Mumps is back in the US, and people are most likely getting sick because the effects of the vaccine they got in early childhood are wearing off, new research suggests.
For three decades after mumps vaccines were introduced in 1967, the illness all but disappeared from the US.
But, starting in 2006, outbreaks have been getting bigger, and occurring more closely together.
Already this year, there have been 304 cases of mumps in the US and 122 cases have been confirmed in the UK.
Researchers from Harvard University found that the resurgence has likely become possible because immunity given by the mumps vaccine is wearing off, and are calling for the introduction of a third booster shot to be given at age 18 in order to cut risks of outbreaks like this year’s.
Harvard researchers found that the mumps vaccine wears off within 19 years of the second shot for 50 percent of people who get it and recommend an additional booster shot
Mumps is an extremely contagious viral illness that affects the salivary glands.
It causes fever, headaches loss of appetite and is recognizable for the puffiness it causes in the cheeks of people sick with the infection.
Mumps can lead to meningitis, brain swelling and deafness and is far more dangerous for children, who are also much more prone to infection.
As recently as 2003, 28 percent of children under five who got the mumps had to be hospitalized, according to the Centers for Disease Control and Prevention.
Complications from the infection for adults can include infertility-causing testicular inflammation, meningitis and deafness.
But until recently, mumps was considered to be more or less a problem of the past.
The introduction of the mumps shot in the 1960s decreased annual cases of the once-deadly illness by 99 percent, according to the Centers for Disease Control and Prevention.
Vaccination against mumps, measles and rubella (MMR) became part of routine check-ups, being given to children between 12 and 15 months.
For 20 years, that one-time shot was thought to be sufficient to protect people for a lifetime.
But the 1980s brought more outbreaks and health experts tacked another MMR shot – to be given between ages four and five – onto their recommendations.
Once again, the US thought that it had eradicated the disease for the long haul, and once again, that notion was proven wrong.
In 2006, outbreaks began again to pepper the US, concentrated around college campuses, prisons and close-knit communities where the virus could spread quickly among large groups in close quarters.
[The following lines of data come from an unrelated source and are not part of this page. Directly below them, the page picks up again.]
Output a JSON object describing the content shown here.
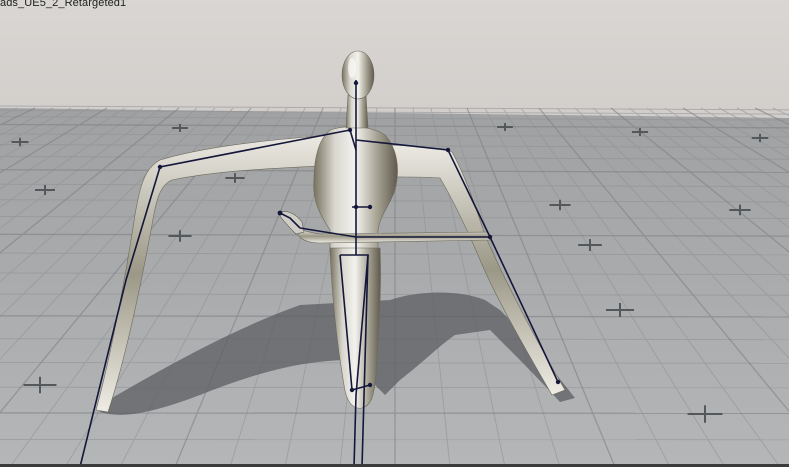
{
  "viewport": {
    "asset_label": "ads_UE5_2_Retargeted1"
  },
  "colors": {
    "sky": "#d8d5d2",
    "floor": "#aeb0b2",
    "grid_line": "#8e9092",
    "grid_cross": "#5b5d60",
    "skeleton": "#14173a",
    "chrome_light": "#e6e4dd",
    "chrome_dark": "#6f6a5e",
    "shadow": "#5c5e61"
  },
  "icons": [
    "bone-joint-icon",
    "grid-cross-marker-icon"
  ]
}
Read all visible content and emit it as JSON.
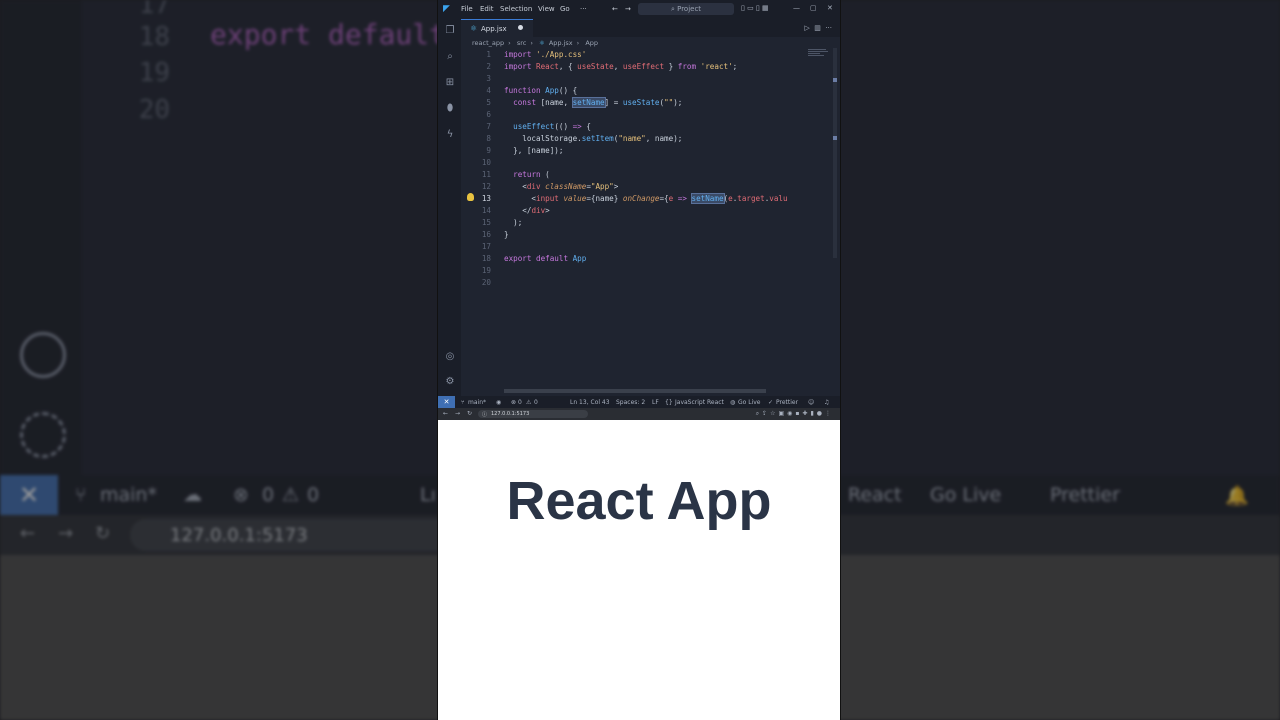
{
  "background": {
    "line_numbers": [
      "17",
      "18",
      "19",
      "20"
    ],
    "export_text": "export default",
    "status_branch": "main*",
    "status_errors": "0",
    "status_warnings": "0",
    "status_lang": "Lı",
    "status_react": "React",
    "status_golive": "Go Live",
    "status_prettier": "Prettier",
    "url": "127.0.0.1:5173"
  },
  "titlebar": {
    "menu": [
      "File",
      "Edit",
      "Selection",
      "View",
      "Go",
      "···"
    ],
    "search_placeholder": "Project"
  },
  "tab": {
    "label": "App.jsx"
  },
  "breadcrumb": [
    "react_app",
    "src",
    "App.jsx",
    "App"
  ],
  "editor": {
    "line_numbers": [
      "1",
      "2",
      "3",
      "4",
      "5",
      "6",
      "7",
      "8",
      "9",
      "10",
      "11",
      "12",
      "13",
      "14",
      "15",
      "16",
      "17",
      "18",
      "19",
      "20"
    ],
    "current_line": "13"
  },
  "statusbar": {
    "branch": "main*",
    "errors": "0",
    "warnings": "0",
    "position": "Ln 13, Col 43",
    "spaces": "Spaces: 2",
    "eol": "LF",
    "language": "JavaScript React",
    "golive": "Go Live",
    "prettier": "Prettier"
  },
  "browser": {
    "url": "127.0.0.1:5173",
    "heading": "React App"
  },
  "colors": {
    "keyword": "#c678dd",
    "string": "#e5c07b",
    "function": "#61afef",
    "accent": "#3f6fb3"
  }
}
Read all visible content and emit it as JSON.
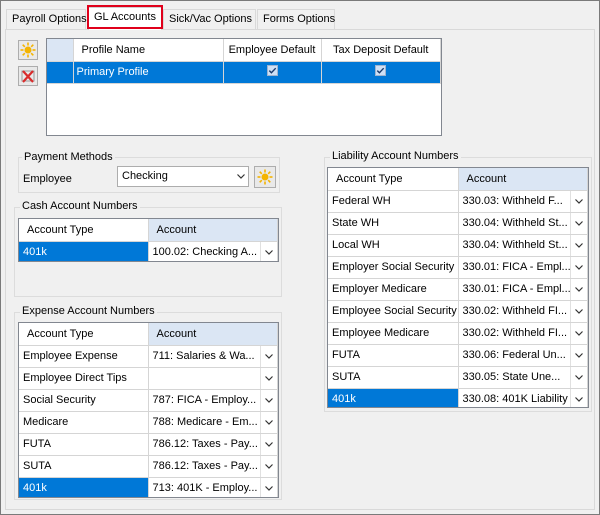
{
  "tabs": [
    {
      "label": "Payroll Options",
      "active": false
    },
    {
      "label": "GL Accounts",
      "active": true
    },
    {
      "label": "Sick/Vac Options",
      "active": false
    },
    {
      "label": "Forms Options",
      "active": false
    }
  ],
  "colors": {
    "selection": "#0078d7",
    "account_header": "#dbe6f4",
    "highlight_border": "#e0001b",
    "add_icon": "#f4b400",
    "delete_icon": "#d92b2b"
  },
  "profiles": {
    "headers": [
      "Profile Name",
      "Employee Default",
      "Tax Deposit Default"
    ],
    "rows": [
      {
        "name": "Primary Profile",
        "employee_default": true,
        "tax_deposit_default": true
      }
    ]
  },
  "payment_methods": {
    "title": "Payment Methods",
    "label": "Employee",
    "value": "Checking"
  },
  "cash_accounts": {
    "title": "Cash Account Numbers",
    "headers": [
      "Account Type",
      "Account"
    ],
    "rows": [
      {
        "type": "401k",
        "account": "100.02: Checking A..."
      }
    ]
  },
  "expense_accounts": {
    "title": "Expense Account Numbers",
    "headers": [
      "Account Type",
      "Account"
    ],
    "rows": [
      {
        "type": "Employee Expense",
        "account": "711: Salaries & Wa..."
      },
      {
        "type": "Employee Direct Tips",
        "account": ""
      },
      {
        "type": "Social Security",
        "account": "787: FICA - Employ..."
      },
      {
        "type": "Medicare",
        "account": "788: Medicare - Em..."
      },
      {
        "type": "FUTA",
        "account": "786.12: Taxes - Pay..."
      },
      {
        "type": "SUTA",
        "account": "786.12: Taxes - Pay..."
      },
      {
        "type": "401k",
        "account": "713: 401K - Employ..."
      }
    ]
  },
  "liability_accounts": {
    "title": "Liability Account Numbers",
    "headers": [
      "Account Type",
      "Account"
    ],
    "rows": [
      {
        "type": "Federal WH",
        "account": "330.03: Withheld F..."
      },
      {
        "type": "State WH",
        "account": "330.04: Withheld St..."
      },
      {
        "type": "Local WH",
        "account": "330.04: Withheld St..."
      },
      {
        "type": "Employer Social Security",
        "account": "330.01: FICA - Empl..."
      },
      {
        "type": "Employer Medicare",
        "account": "330.01: FICA - Empl..."
      },
      {
        "type": "Employee Social Security",
        "account": "330.02: Withheld FI..."
      },
      {
        "type": "Employee Medicare",
        "account": "330.02: Withheld FI..."
      },
      {
        "type": "FUTA",
        "account": "330.06: Federal Un..."
      },
      {
        "type": "SUTA",
        "account": "330.05: State Une..."
      },
      {
        "type": "401k",
        "account": "330.08: 401K Liability"
      }
    ]
  }
}
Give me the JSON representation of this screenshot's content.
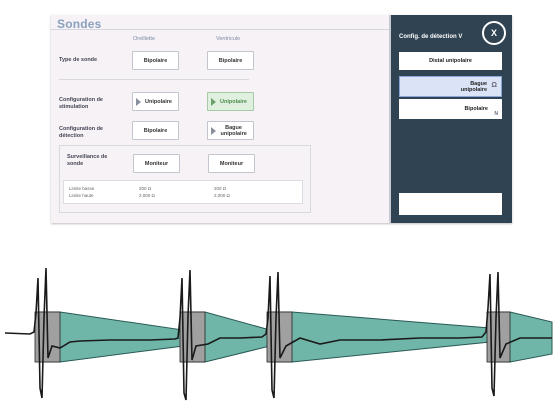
{
  "panel": {
    "title": "Sondes",
    "col_oreillette": "Oreillette",
    "col_ventricule": "Ventricule",
    "rows": {
      "type_sonde": {
        "label": "Type de sonde",
        "oreillette": "Bipolaire",
        "ventricule": "Bipolaire"
      },
      "config_stim": {
        "label": "Configuration de stimulation",
        "oreillette": "Unipolaire",
        "ventricule": "Unipolaire"
      },
      "config_detect": {
        "label": "Configuration de détection",
        "oreillette": "Bipolaire",
        "ventricule": "Bague unipolaire"
      }
    },
    "surveillance": {
      "label": "Surveillance de sonde",
      "oreillette": "Moniteur",
      "ventricule": "Moniteur",
      "limite_basse_label": "Limite basse",
      "limite_haute_label": "Limite haute",
      "limite_basse_o": "200 Ω",
      "limite_haute_o": "2,000 Ω",
      "limite_basse_v": "200 Ω",
      "limite_haute_v": "2,000 Ω"
    }
  },
  "popup": {
    "title": "Config. de détection V",
    "close_label": "X",
    "options": [
      "Distal unipolaire",
      "Bague unipolaire",
      "Bipolaire"
    ],
    "selected": "Bague unipolaire",
    "icon_selected": "Ω",
    "icon_bipolar": "N"
  },
  "colors": {
    "panel_bg": "#f6f2f5",
    "popup_bg": "#2f4352",
    "active_green": "#dff0df",
    "teal_field": "#6fb6a8",
    "gray_blank": "#a0a0a0"
  }
}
Some have blamed contemporary anti-vaccination movements for the resurgence, but the new study’s findings show that, even if just as many people are getting the shot, it simply does not last forever.
For a quarter of Americans who got the MMR shot, the researchers estimated that its effects wore off within just eight years.
Half of vaccinated people were no longer protected from mumps within 19 years, and a full 75 percent were once again vulnerable to the disease 38 years later.
‘This analysis helps address a persistent question surrounding the recent mumps outbreaks, pointing to the key role played by waning vaccine induced immunity, and helps frame the research and policy questions on how best to control mumps,’ said study co-author Dr Yonatan Grad.
‘Vaccination is the centerpiece of current public health strategy against mumps,’ said his co-author, Dr Joseph Lewnard.
‘Knowing that protection wanes in the long term can help inform how we deploy vaccines to prevent or contain future outbreaks,’ he added.
In light of their findings, the Harvard scientists are now urging that a second booster shot, administered at age 18, should become the norm in order to prevent further future mumps outbreaks.